Article: Reactive cellular change[Show abstract] [Hide abstract]
ABSTRACT: BACKGROUND The aim of this study was to evaluate the rate of squamous intraepithelial lesions (SIL) in women with reactive cellular change (RCC) cervical smears and compare the results with a control group with within normal limit (WNL) smears.METHODS The study group was comprised of 1000 women with RCC and a control group of 1000 women with WNL cervical smears diagnosed over an 8-month period. Results of the first follow-up (FU) smears were evaluated and compared between the two groups. FU smears with a diagnosis of SIL were reviewed along with the original RCC or WNL smears.RESULTSSix hundred and thirteen women from the RCC group and 640 from the WNL group had FU smears. The mean time to FU was 11.0 and 13.8 months, respectively.
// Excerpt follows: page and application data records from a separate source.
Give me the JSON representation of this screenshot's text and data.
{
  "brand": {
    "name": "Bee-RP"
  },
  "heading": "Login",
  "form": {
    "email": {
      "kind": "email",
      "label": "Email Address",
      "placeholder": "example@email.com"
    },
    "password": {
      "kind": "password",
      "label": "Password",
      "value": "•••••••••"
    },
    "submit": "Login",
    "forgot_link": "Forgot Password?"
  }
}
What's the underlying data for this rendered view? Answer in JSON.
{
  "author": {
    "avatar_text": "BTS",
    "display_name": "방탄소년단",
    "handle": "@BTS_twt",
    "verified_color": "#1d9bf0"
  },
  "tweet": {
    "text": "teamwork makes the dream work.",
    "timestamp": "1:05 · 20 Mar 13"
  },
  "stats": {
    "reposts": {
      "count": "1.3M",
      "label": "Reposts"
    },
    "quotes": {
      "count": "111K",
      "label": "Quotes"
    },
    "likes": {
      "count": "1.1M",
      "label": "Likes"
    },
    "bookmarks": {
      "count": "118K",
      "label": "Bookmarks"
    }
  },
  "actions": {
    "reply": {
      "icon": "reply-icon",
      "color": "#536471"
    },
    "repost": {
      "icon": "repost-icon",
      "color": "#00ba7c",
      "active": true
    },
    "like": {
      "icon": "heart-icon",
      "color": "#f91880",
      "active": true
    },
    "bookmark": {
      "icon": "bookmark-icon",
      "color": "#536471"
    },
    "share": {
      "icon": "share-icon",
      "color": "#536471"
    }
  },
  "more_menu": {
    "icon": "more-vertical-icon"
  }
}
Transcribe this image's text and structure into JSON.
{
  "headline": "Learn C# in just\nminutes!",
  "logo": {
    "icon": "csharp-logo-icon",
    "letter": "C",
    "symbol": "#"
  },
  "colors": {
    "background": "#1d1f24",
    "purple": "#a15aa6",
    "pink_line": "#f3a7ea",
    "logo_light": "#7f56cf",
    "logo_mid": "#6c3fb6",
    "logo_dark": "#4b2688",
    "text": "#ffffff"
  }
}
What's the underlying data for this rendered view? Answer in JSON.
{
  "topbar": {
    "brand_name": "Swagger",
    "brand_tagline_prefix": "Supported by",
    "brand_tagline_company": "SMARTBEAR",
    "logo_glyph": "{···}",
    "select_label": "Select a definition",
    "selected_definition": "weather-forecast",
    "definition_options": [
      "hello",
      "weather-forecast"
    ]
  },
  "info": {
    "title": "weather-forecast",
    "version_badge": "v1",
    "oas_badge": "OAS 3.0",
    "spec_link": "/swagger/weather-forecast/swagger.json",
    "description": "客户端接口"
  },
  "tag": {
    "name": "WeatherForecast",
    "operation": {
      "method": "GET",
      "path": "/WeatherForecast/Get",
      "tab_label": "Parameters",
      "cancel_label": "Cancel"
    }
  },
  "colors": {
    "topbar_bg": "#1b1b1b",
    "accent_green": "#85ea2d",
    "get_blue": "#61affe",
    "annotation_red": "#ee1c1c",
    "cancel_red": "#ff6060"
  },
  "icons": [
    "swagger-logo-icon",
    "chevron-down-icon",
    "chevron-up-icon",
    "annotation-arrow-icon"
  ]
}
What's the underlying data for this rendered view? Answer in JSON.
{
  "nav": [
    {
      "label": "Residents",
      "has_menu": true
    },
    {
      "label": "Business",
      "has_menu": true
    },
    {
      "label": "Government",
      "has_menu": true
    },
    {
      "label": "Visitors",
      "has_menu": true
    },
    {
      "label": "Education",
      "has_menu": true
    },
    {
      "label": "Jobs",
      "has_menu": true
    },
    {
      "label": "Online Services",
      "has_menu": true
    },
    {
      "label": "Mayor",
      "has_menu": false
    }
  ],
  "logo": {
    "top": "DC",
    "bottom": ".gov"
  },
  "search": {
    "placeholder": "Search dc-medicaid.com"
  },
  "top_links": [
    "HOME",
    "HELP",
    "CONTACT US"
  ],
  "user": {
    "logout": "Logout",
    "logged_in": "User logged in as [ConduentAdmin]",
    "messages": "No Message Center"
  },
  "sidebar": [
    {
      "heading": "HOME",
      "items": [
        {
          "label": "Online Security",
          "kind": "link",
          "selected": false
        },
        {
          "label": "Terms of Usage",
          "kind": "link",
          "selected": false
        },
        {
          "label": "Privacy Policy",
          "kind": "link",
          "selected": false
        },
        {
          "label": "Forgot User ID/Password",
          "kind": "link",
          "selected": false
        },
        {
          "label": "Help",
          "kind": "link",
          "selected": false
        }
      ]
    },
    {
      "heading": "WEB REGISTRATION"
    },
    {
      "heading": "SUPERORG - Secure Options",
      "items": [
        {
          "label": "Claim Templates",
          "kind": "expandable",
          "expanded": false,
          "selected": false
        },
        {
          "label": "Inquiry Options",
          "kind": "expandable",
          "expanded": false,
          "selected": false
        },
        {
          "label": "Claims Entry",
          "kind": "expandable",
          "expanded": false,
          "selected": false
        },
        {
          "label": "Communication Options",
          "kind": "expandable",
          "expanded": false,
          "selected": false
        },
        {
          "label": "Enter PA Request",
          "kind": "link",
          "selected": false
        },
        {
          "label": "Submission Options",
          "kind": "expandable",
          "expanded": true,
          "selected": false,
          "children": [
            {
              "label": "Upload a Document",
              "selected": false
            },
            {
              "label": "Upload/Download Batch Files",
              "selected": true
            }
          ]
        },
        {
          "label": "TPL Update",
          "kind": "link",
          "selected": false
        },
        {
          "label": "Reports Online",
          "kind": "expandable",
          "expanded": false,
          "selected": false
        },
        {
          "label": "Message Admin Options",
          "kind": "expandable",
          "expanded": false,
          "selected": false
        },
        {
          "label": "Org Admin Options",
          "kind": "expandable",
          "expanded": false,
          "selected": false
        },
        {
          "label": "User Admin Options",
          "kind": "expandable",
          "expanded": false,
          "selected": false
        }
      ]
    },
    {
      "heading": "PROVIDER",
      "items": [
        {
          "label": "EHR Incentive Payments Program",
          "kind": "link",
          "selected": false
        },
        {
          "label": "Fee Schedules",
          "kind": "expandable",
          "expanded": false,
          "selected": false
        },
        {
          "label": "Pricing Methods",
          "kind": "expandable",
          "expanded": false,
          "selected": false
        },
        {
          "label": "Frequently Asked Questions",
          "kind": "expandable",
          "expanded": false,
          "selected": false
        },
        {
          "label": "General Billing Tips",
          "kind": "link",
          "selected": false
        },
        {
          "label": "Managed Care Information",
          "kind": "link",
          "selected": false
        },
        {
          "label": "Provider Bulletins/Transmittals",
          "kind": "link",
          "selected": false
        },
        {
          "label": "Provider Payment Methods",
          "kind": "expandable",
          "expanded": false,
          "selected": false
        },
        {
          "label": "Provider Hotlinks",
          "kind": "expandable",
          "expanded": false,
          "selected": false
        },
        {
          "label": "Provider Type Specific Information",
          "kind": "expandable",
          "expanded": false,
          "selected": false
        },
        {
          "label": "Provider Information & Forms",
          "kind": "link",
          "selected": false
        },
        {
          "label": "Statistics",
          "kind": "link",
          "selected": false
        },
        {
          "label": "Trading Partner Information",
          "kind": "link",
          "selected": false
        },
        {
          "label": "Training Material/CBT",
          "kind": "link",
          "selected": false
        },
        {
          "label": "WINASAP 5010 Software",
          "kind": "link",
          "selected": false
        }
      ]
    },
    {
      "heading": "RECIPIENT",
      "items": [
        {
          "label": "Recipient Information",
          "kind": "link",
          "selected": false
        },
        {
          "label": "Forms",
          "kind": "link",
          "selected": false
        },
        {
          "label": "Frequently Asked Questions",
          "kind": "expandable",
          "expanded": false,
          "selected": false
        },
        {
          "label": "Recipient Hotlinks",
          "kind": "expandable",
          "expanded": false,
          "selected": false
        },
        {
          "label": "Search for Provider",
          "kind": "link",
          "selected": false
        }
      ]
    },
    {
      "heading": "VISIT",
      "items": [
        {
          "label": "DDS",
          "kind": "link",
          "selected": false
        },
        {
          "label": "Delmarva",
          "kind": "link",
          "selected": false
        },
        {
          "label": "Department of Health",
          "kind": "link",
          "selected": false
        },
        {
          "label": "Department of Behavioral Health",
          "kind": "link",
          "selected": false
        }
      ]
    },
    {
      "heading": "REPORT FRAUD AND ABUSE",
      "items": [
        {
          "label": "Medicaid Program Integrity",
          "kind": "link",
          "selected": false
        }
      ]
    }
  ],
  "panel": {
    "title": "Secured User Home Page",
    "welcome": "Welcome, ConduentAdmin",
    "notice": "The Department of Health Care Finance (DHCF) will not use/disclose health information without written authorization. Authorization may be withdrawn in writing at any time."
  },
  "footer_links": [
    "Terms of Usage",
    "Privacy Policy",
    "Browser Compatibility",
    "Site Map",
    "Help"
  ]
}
FU revealed SIL in 24 of 613 smears in the RCC group (20 low grade [L] SIL and 4 high grade [H] SIL), (3.9%) and in 10 of 640 smears in the WNL group (10 LSIL and 0 HSIL) (1.6%). Fisher's exact test (two-tailed) showed statistical significance (P = 0.014). On retrospective review of the FU smears diagnosed as SIL and their corresponding original RCC or WNL smears, four RCC smears were upgraded to atypical squamous cells of undetermined significance (ASCUS). The remaining diagnoses remained unchanged.CONCLUSIONS Women with RCC are more likely to have SIL on a FU smear compared with women with WNL smears (3.9% vs. 1.6%). It is important to emphasize that in the authors' laboratory, the rate of SIL in women with ASCUS is much higher (24%). Awareness of these rates combined with the clinical history may help clinicians determine whether women with RCC require closer FU. [See editorial counterpoint on pages 137-8, this issue.] Cancer (Cancer Cytopathol) 1997; 81:144-7. © 1997 American Cancer Society.Cancer 11/2000; 81(3):144 - 147. · 5.20 Impact Factor